▸ Exercise description
The reply has to contain each record exactly as written.

━━━━

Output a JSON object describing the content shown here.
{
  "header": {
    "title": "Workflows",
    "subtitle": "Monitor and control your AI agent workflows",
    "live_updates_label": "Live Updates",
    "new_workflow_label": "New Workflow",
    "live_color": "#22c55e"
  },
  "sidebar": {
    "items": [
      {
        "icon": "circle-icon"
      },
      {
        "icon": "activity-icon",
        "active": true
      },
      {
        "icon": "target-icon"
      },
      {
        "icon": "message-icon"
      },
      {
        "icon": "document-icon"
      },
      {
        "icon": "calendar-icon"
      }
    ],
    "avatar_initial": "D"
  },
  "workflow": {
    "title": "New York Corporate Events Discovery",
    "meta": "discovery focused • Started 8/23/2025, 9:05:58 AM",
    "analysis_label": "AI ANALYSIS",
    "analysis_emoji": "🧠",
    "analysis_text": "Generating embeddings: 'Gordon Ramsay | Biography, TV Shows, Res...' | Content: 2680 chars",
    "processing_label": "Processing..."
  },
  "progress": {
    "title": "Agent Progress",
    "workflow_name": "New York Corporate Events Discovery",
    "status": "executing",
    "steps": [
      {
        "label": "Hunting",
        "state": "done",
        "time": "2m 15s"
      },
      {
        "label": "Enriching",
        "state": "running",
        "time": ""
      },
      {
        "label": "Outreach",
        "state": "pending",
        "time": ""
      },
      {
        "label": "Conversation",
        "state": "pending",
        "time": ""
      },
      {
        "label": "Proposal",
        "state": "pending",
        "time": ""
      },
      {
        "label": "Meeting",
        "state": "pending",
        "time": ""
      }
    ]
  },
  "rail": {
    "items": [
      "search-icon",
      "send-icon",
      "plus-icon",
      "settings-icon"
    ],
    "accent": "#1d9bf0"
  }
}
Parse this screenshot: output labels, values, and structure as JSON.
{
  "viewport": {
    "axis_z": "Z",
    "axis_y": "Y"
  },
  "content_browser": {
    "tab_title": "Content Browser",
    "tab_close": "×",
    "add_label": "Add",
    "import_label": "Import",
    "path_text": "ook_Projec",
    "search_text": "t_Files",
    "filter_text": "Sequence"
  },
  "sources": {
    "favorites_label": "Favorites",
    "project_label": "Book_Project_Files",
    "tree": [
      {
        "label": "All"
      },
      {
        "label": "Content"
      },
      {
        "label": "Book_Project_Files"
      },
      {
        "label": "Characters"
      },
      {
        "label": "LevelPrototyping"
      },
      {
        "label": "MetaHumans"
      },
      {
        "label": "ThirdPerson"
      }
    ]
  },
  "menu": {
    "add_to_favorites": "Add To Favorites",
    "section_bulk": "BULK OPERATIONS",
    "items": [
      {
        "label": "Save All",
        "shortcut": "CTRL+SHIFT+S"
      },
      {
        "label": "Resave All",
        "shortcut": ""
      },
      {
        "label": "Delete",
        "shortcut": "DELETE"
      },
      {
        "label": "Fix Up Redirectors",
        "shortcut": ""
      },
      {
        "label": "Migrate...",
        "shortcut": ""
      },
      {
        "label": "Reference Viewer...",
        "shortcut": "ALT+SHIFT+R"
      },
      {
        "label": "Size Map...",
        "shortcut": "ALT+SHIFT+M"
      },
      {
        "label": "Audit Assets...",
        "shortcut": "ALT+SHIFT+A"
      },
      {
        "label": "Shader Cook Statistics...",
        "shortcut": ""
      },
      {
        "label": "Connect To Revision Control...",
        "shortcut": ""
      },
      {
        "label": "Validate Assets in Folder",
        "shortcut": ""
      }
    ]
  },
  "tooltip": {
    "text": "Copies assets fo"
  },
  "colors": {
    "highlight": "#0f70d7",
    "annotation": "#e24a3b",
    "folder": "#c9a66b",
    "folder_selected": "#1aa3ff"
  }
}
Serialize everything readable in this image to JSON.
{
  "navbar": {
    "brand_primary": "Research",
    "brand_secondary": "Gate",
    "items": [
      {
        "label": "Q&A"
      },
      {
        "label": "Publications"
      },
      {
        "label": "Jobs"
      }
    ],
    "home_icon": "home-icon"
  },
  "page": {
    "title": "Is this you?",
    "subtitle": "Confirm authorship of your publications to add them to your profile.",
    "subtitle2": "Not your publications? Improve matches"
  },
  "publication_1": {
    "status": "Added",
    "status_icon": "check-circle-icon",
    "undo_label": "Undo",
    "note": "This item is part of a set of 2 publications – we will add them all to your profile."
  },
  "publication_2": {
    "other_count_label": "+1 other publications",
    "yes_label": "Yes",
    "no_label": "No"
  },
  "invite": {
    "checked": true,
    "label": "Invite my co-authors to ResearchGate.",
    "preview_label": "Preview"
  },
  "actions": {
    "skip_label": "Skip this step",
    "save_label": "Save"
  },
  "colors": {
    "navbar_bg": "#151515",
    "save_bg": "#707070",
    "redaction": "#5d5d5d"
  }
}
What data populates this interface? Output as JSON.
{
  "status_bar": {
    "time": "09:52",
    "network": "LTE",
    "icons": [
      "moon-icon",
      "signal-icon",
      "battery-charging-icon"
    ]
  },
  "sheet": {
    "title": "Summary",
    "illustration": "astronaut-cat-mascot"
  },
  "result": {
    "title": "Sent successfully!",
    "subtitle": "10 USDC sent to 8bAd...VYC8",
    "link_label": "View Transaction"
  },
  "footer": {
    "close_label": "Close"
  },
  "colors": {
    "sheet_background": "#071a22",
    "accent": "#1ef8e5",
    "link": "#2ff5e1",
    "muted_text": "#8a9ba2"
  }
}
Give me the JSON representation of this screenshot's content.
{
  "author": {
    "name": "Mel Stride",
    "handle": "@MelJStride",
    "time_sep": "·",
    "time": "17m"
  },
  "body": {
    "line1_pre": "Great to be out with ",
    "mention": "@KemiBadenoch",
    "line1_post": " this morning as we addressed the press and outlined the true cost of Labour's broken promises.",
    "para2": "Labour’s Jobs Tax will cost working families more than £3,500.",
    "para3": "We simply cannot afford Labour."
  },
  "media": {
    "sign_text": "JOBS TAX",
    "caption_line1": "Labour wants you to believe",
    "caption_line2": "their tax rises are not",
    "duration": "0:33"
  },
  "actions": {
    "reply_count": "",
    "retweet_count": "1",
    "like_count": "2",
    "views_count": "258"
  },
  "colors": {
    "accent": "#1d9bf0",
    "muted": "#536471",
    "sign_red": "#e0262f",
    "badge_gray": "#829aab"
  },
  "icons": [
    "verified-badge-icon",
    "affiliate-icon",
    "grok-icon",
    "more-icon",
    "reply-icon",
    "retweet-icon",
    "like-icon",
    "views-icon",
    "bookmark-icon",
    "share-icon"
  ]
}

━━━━

▸ Output for this exercise
Output a JSON object describing the content shown here.
{
  "header": {
    "title": "Workflows",
    "subtitle": "Monitor and control your AI agent workflows",
    "live_updates_label": "Live Updates",
    "new_workflow_label": "New Workflow",
    "live_color": "#22c55e"
  },
  "sidebar": {
    "items": [
      {
        "icon": "circle-icon"
      },
      {
        "icon": "activity-icon",
        "active": true
      },
      {
        "icon": "target-icon"
      },
      {
        "icon": "message-icon"
      },
      {
        "icon": "document-icon"
      },
      {
        "icon": "calendar-icon"
      }
    ],
    "avatar_initial": "D"
  },
  "workflow": {
    "title": "New York Corporate Events Discovery",
    "meta": "discovery focused • Started 8/23/2025, 9:05:58 AM",
    "analysis_label": "AI ANALYSIS",
    "analysis_emoji": "🧠",
    "analysis_text": "Generating embeddings: 'Gordon Ramsay | Biography, TV Shows, Res...' | Content: 2680 chars",
    "processing_label": "Processing..."
  },
  "progress": {
    "title": "Agent Progress",
    "workflow_name": "New York Corporate Events Discovery",
    "status": "executing",
    "steps": [
      {
        "label": "Hunting",
        "state": "done",
        "time": "2m 15s"
      },
      {
        "label": "Enriching",
        "state": "running",
        "time": ""
      },
      {
        "label": "Outreach",
        "state": "pending",
        "time": ""
      },
      {
        "label": "Conversation",
        "state": "pending",
        "time": ""
      },
      {
        "label": "Proposal",
        "state": "pending",
        "time": ""
      },
      {
        "label": "Meeting",
        "state": "pending",
        "time": ""
      }
    ]
  },
  "rail": {
    "items": [
      "search-icon",
      "send-icon",
      "plus-icon",
      "settings-icon"
    ],
    "accent": "#1d9bf0"
  }
}
Parse this screenshot: output labels, values, and structure as JSON.
{
  "viewport": {
    "axis_z": "Z",
    "axis_y": "Y"
  },
  "content_browser": {
    "tab_title": "Content Browser",
    "tab_close": "×",
    "add_label": "Add",
    "import_label": "Import",
    "path_text": "ook_Projec",
    "search_text": "t_Files",
    "filter_text": "Sequence"
  },
  "sources": {
    "favorites_label": "Favorites",
    "project_label": "Book_Project_Files",
    "tree": [
      {
        "label": "All"
      },
      {
        "label": "Content"
      },
      {
        "label": "Book_Project_Files"
      },
      {
        "label": "Characters"
      },
      {
        "label": "LevelPrototyping"
      },
      {
        "label": "MetaHumans"
      },
      {
        "label": "ThirdPerson"
      }
    ]
  },
  "menu": {
    "add_to_favorites": "Add To Favorites",
    "section_bulk": "BULK OPERATIONS",
    "items": [
      {
        "label": "Save All",
        "shortcut": "CTRL+SHIFT+S"
      },
      {
        "label": "Resave All",
        "shortcut": ""
      },
      {
        "label": "Delete",
        "shortcut": "DELETE"
      },
      {
        "label": "Fix Up Redirectors",
        "shortcut": ""
      },
      {
        "label": "Migrate...",
        "shortcut": ""
      },
      {
        "label": "Reference Viewer...",
        "shortcut": "ALT+SHIFT+R"
      },
      {
        "label": "Size Map...",
        "shortcut": "ALT+SHIFT+M"
      },
      {
        "label": "Audit Assets...",
        "shortcut": "ALT+SHIFT+A"
      },
      {
        "label": "Shader Cook Statistics...",
        "shortcut": ""
      },
      {
        "label": "Connect To Revision Control...",
        "shortcut": ""
      },
      {
        "label": "Validate Assets in Folder",
        "shortcut": ""
      }
    ]
  },
  "tooltip": {
    "text": "Copies assets fo"
  },
  "colors": {
    "highlight": "#0f70d7",
    "annotation": "#e24a3b",
    "folder": "#c9a66b",
    "folder_selected": "#1aa3ff"
  }
}
Serialize everything readable in this image to JSON.
{
  "navbar": {
    "brand_primary": "Research",
    "brand_secondary": "Gate",
    "items": [
      {
        "label": "Q&A"
      },
      {
        "label": "Publications"
      },
      {
        "label": "Jobs"
      }
    ],
    "home_icon": "home-icon"
  },
  "page": {
    "title": "Is this you?",
    "subtitle": "Confirm authorship of your publications to add them to your profile.",
    "subtitle2": "Not your publications? Improve matches"
  },
  "publication_1": {
    "status": "Added",
    "status_icon": "check-circle-icon",
    "undo_label": "Undo",
    "note": "This item is part of a set of 2 publications – we will add them all to your profile."
  },
  "publication_2": {
    "other_count_label": "+1 other publications",
    "yes_label": "Yes",
    "no_label": "No"
  },
  "invite": {
    "checked": true,
    "label": "Invite my co-authors to ResearchGate.",
    "preview_label": "Preview"
  },
  "actions": {
    "skip_label": "Skip this step",
    "save_label": "Save"
  },
  "colors": {
    "navbar_bg": "#151515",
    "save_bg": "#707070",
    "redaction": "#5d5d5d"
  }
}
What data populates this interface? Output as JSON.
{
  "status_bar": {
    "time": "09:52",
    "network": "LTE",
    "icons": [
      "moon-icon",
      "signal-icon",
      "battery-charging-icon"
    ]
  },
  "sheet": {
    "title": "Summary",
    "illustration": "astronaut-cat-mascot"
  },
  "result": {
    "title": "Sent successfully!",
    "subtitle": "10 USDC sent to 8bAd...VYC8",
    "link_label": "View Transaction"
  },
  "footer": {
    "close_label": "Close"
  },
  "colors": {
    "sheet_background": "#071a22",
    "accent": "#1ef8e5",
    "link": "#2ff5e1",
    "muted_text": "#8a9ba2"
  }
}
Give me the JSON representation of this screenshot's content.
{
  "author": {
    "name": "Mel Stride",
    "handle": "@MelJStride",
    "time_sep": "·",
    "time": "17m"
  },
  "body": {
    "line1_pre": "Great to be out with ",
    "mention": "@KemiBadenoch",
    "line1_post": " this morning as we addressed the press and outlined the true cost of Labour's broken promises.",
    "para2": "Labour’s Jobs Tax will cost working families more than £3,500.",
    "para3": "We simply cannot afford Labour."
  },
  "media": {
    "sign_text": "JOBS TAX",
    "caption_line1": "Labour wants you to believe",
    "caption_line2": "their tax rises are not",
    "duration": "0:33"
  },
  "actions": {
    "reply_count": "",
    "retweet_count": "1",
    "like_count": "2",
    "views_count": "258"
  },
  "colors": {
    "accent": "#1d9bf0",
    "muted": "#536471",
    "sign_red": "#e0262f",
    "badge_gray": "#829aab"
  },
  "icons": [
    "verified-badge-icon",
    "affiliate-icon",
    "grok-icon",
    "more-icon",
    "reply-icon",
    "retweet-icon",
    "like-icon",
    "views-icon",
    "bookmark-icon",
    "share-icon"
  ]
}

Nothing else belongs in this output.